Citrulline: Modulation on Protein Synthesis, Intestinal Homeostasis and Antioxidant Status

Special Article - Nutrition Diet

Int J Nutr Sci. 2019; 4(2): 1033.

Citrulline: Modulation on Protein Synthesis, Intestinal Homeostasis and Antioxidant Status

Xu XM1,2, Wu CM1,2, Jia G1,2, Zhao H1,2, Chen XL1,2, Wang J3 and Liu GM1,2*

1Institute of Animal Nutrition, Sichuan Agricultural University, China

2Key Laboratory for Animal Disease-Resistance Nutrition of China Ministry of Education, Sichuan Agricultural University, China

3Maize Research Institute, Sichuan Agricultural University, China

*Corresponding author: Liu GM, Institute of Animal Nutrition, Sichuan Agricultural University, 211 Huimin St, Wenjiang District, Chengdu, Sichuan, China, Email: [email protected]

Received: June 17, 2019;Accepted: July 09, 2019; Published: July 16, 2019


Citrulline, a nonessential amino acid, is an important precursor substance of arginine. It has been implicated in diverse biological and physiological events, such as nitrogen balance, growth and development, muscle performance, and intestinal homeostasis, but its underlying mechanism in intestinal function is unclear. This review discusses the modulation effects of citrulline on protein synthesis and intestinal homeostasis, as well as its potential mechanisms to broaden its application.

Keywords: Citrulline; Protein synthesis; Intestinal homeostasis; Antioxidant; Nitrogen balance; Gut barrier
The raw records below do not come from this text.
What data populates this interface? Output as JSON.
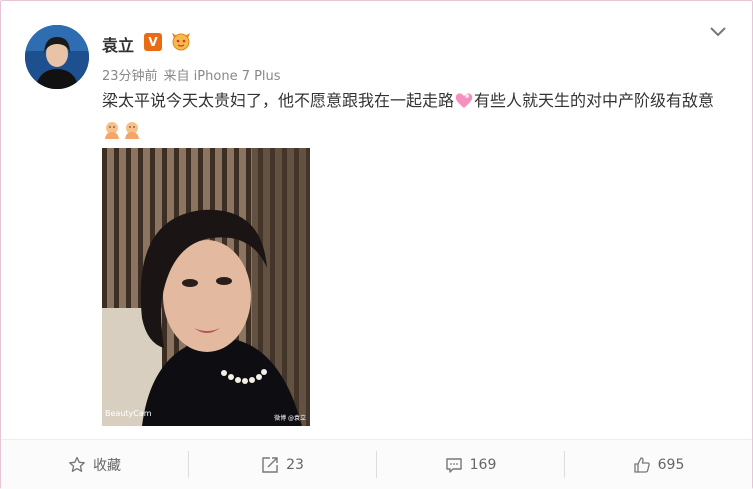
{
  "post": {
    "username": "袁立",
    "verified_badge": "V",
    "level_icon": "gold-level-icon",
    "time": "23分钟前",
    "source": "来自 iPhone 7 Plus",
    "text_part1": "梁太平说今天太贵妇了，他不愿意跟我在一起走路",
    "text_part2": "有些人就天生的对中产阶级有敌意",
    "photo_caption": "BeautyCam",
    "photo_watermark": "微博 @袁立"
  },
  "actions": {
    "favorite_label": "收藏",
    "repost_count": "23",
    "comment_count": "169",
    "like_count": "695"
  },
  "colors": {
    "badge": "#e96b14",
    "border": "#e6c6d6",
    "text": "#333333",
    "meta": "#888888"
  }
}
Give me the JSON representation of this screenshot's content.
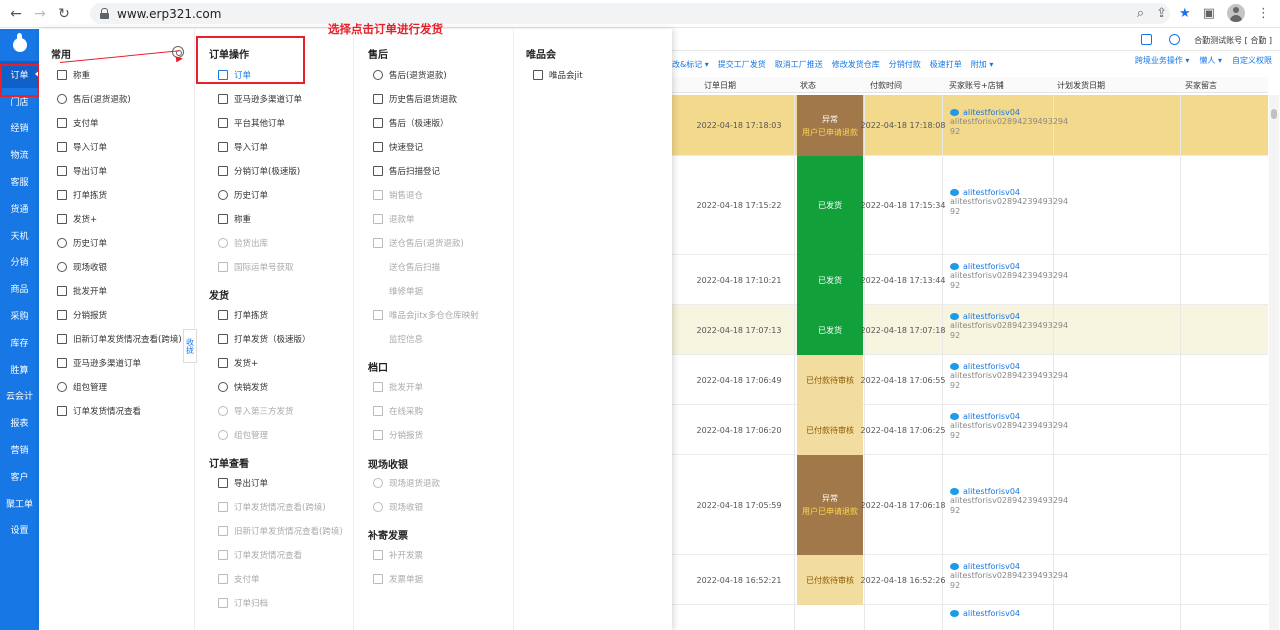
{
  "browser": {
    "url": "www.erp321.com"
  },
  "left_nav": {
    "items": [
      "订单",
      "门店",
      "经销",
      "物流",
      "客服",
      "货通",
      "天机",
      "分销",
      "商品",
      "采购",
      "库存",
      "胜算",
      "云会计",
      "报表",
      "营销",
      "客户",
      "聚工单",
      "设置"
    ],
    "active": "订单"
  },
  "annotation": "选择点击订单进行发货",
  "common": {
    "title": "常用",
    "items": [
      "称重",
      "售后(退货退款)",
      "支付单",
      "导入订单",
      "导出订单",
      "打单拣货",
      "发货+",
      "历史订单",
      "现场收银",
      "批发开单",
      "分销报货",
      "旧新订单发货情况查看(跨境)",
      "亚马逊多渠道订单",
      "组包管理",
      "订单发货情况查看"
    ],
    "collapse_label": "收拢"
  },
  "col2": {
    "sec1_title": "订单操作",
    "sec1_items": [
      "订单",
      "亚马逊多渠道订单",
      "平台其他订单",
      "导入订单",
      "分销订单(极速版)",
      "历史订单",
      "称重",
      "验货出库",
      "国际运单号获取"
    ],
    "sec2_title": "发货",
    "sec2_items": [
      "打单拣货",
      "打单发货（极速版）",
      "发货+",
      "快销发货",
      "导入第三方发货",
      "组包管理"
    ],
    "sec3_title": "订单查看",
    "sec3_items": [
      "导出订单",
      "订单发货情况查看(跨境)",
      "旧新订单发货情况查看(跨境)",
      "订单发货情况查看",
      "支付单",
      "订单归档"
    ]
  },
  "col3": {
    "sec1_title": "售后",
    "sec1_items": [
      "售后(退货退款)",
      "历史售后退货退款",
      "售后（极速版）",
      "快速登记",
      "售后扫描登记",
      "销售退仓",
      "退款单",
      "送仓售后(退货退款)",
      "送仓售后扫描",
      "维修单据",
      "唯品会jitx多仓仓库映射",
      "监控信息"
    ],
    "sec2_title": "档口",
    "sec2_items": [
      "批发开单",
      "在线采购",
      "分销报货"
    ],
    "sec3_title": "现场收银",
    "sec3_items": [
      "现场退货退款",
      "现场收银"
    ],
    "sec4_title": "补寄发票",
    "sec4_items": [
      "补开发票",
      "发票单据"
    ]
  },
  "col4": {
    "title": "唯品会",
    "items": [
      "唯品会jit"
    ]
  },
  "bg": {
    "account": "合勤测试账号 [ 合勤 ]",
    "toolbar": [
      "改&标记 ▾",
      "提交工厂发货",
      "取消工厂推送",
      "修改发货仓库",
      "分销付款",
      "极速打单",
      "附加 ▾"
    ],
    "toolbar_right": [
      "跨境业务操作 ▾",
      "懒人 ▾",
      "自定义权限"
    ],
    "headers": [
      "订单日期",
      "状态",
      "付款时间",
      "买家账号+店铺",
      "计划发货日期",
      "买家留言"
    ],
    "rows": [
      {
        "date": "2022-04-18 17:18:03",
        "status": "异常",
        "status2": "用户已申请退款",
        "pay": "2022-04-18 17:18:08",
        "buyer": "alitestforisv04",
        "sub1": "alitestforisv02894239493294",
        "sub2": "92"
      },
      {
        "date": "2022-04-18 17:15:22",
        "status": "已发货",
        "status2": "",
        "pay": "2022-04-18 17:15:34",
        "buyer": "alitestforisv04",
        "sub1": "alitestforisv02894239493294",
        "sub2": "92"
      },
      {
        "date": "2022-04-18 17:10:21",
        "status": "已发货",
        "status2": "",
        "pay": "2022-04-18 17:13:44",
        "buyer": "alitestforisv04",
        "sub1": "alitestforisv02894239493294",
        "sub2": "92"
      },
      {
        "date": "2022-04-18 17:07:13",
        "status": "已发货",
        "status2": "",
        "pay": "2022-04-18 17:07:18",
        "buyer": "alitestforisv04",
        "sub1": "alitestforisv02894239493294",
        "sub2": "92"
      },
      {
        "date": "2022-04-18 17:06:49",
        "status": "已付款待审核",
        "status2": "",
        "pay": "2022-04-18 17:06:55",
        "buyer": "alitestforisv04",
        "sub1": "alitestforisv02894239493294",
        "sub2": "92"
      },
      {
        "date": "2022-04-18 17:06:20",
        "status": "已付款待审核",
        "status2": "",
        "pay": "2022-04-18 17:06:25",
        "buyer": "alitestforisv04",
        "sub1": "alitestforisv02894239493294",
        "sub2": "92"
      },
      {
        "date": "2022-04-18 17:05:59",
        "status": "异常",
        "status2": "用户已申请退款",
        "pay": "2022-04-18 17:06:18",
        "buyer": "alitestforisv04",
        "sub1": "alitestforisv02894239493294",
        "sub2": "92"
      },
      {
        "date": "2022-04-18 16:52:21",
        "status": "已付款待审核",
        "status2": "",
        "pay": "2022-04-18 16:52:26",
        "buyer": "alitestforisv04",
        "sub1": "alitestforisv02894239493294",
        "sub2": "92"
      },
      {
        "date": "",
        "status": "",
        "status2": "",
        "pay": "",
        "buyer": "alitestforisv04",
        "sub1": "",
        "sub2": ""
      }
    ]
  },
  "colors": {
    "primary": "#1677e5",
    "red": "#e8202a",
    "abnormal": "#a0784a",
    "shipped": "#12a03a",
    "pending": "#f3dca0",
    "row_highlight": "#f3d98c"
  }
}
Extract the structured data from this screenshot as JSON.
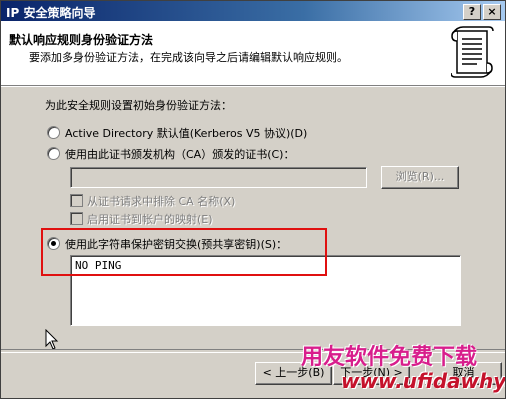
{
  "window": {
    "title": "IP 安全策略向导",
    "help_button": "?",
    "close_button": "×"
  },
  "header": {
    "title": "默认响应规则身份验证方法",
    "subtitle": "要添加多身份验证方法，在完成该向导之后请编辑默认响应规则。",
    "icon": "scroll-icon"
  },
  "main": {
    "prompt": "为此安全规则设置初始身份验证方法：",
    "options": [
      {
        "label": "Active Directory 默认值(Kerberos V5 协议)(D)",
        "checked": false
      },
      {
        "label": "使用由此证书颁发机构（CA）颁发的证书(C)：",
        "checked": false
      },
      {
        "label": "使用此字符串保护密钥交换(预共享密钥)(S)：",
        "checked": true
      }
    ],
    "browse_button": "浏览(R)...",
    "checkboxes": [
      {
        "label": "从证书请求中排除 CA 名称(X)",
        "checked": false,
        "disabled": true
      },
      {
        "label": "启用证书到帐户的映射(E)",
        "checked": false,
        "disabled": true
      }
    ],
    "preshared_key_value": "NO PING"
  },
  "footer": {
    "back_button": "< 上一步(B)",
    "next_button": "下一步(N) >",
    "cancel_button": "取消"
  },
  "watermark": {
    "line1": "用友软件免费下载",
    "line2": "www.ufidawhy.com"
  },
  "colors": {
    "titlebar_start": "#0a246a",
    "dialog_face": "#d4d0c8",
    "highlight_border": "#e01010",
    "watermark_pink": "#d81e8c",
    "watermark_red": "#c5122b"
  }
}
Citrulline (C6H13N3O3), a key intermediate of urea cycle, mainly exist in the watermelon in nature [1]. In mammals, enterocytes have a significant effect on the circulating citrulline levels [2]. Citrulline is essential for various regulation processes, especially during sepsis and endotoxemia [3], and plays an important role in protein synthesis and intestinal homeostasis. Studies have found that citrulline regulates nitrogen balance [4], growth and development [5,6], muscle performance [7], gut barrier function [8-11] intestinal digestion and absorption [12], intestinal cell apoptosis [13] and antioxidant function [4,14,15]. The present review briefly highlights the significant role of citrulline in animals in the modulation of protein synthesis and intestinal homeostasis and points out its potential mechanisms.

Physicochemical property

The term citrulline (Figure 1) was derived from watermelon (Citrullus vulgaris) in the 1930s [16]. Citrulline has a molecular weight of 175.19 g/mol and presents two enantiomers, namely, the L and D forms. In nature, citrulline exists in the L form. Under normal temperature and pressure, citrulline is a white crystal or crystalline powder. Citrulline has a melting point of 222 °C and density of 1.289 g/cm [17]. It is well soluble in water but not in ethanol, ether, and methanol [17].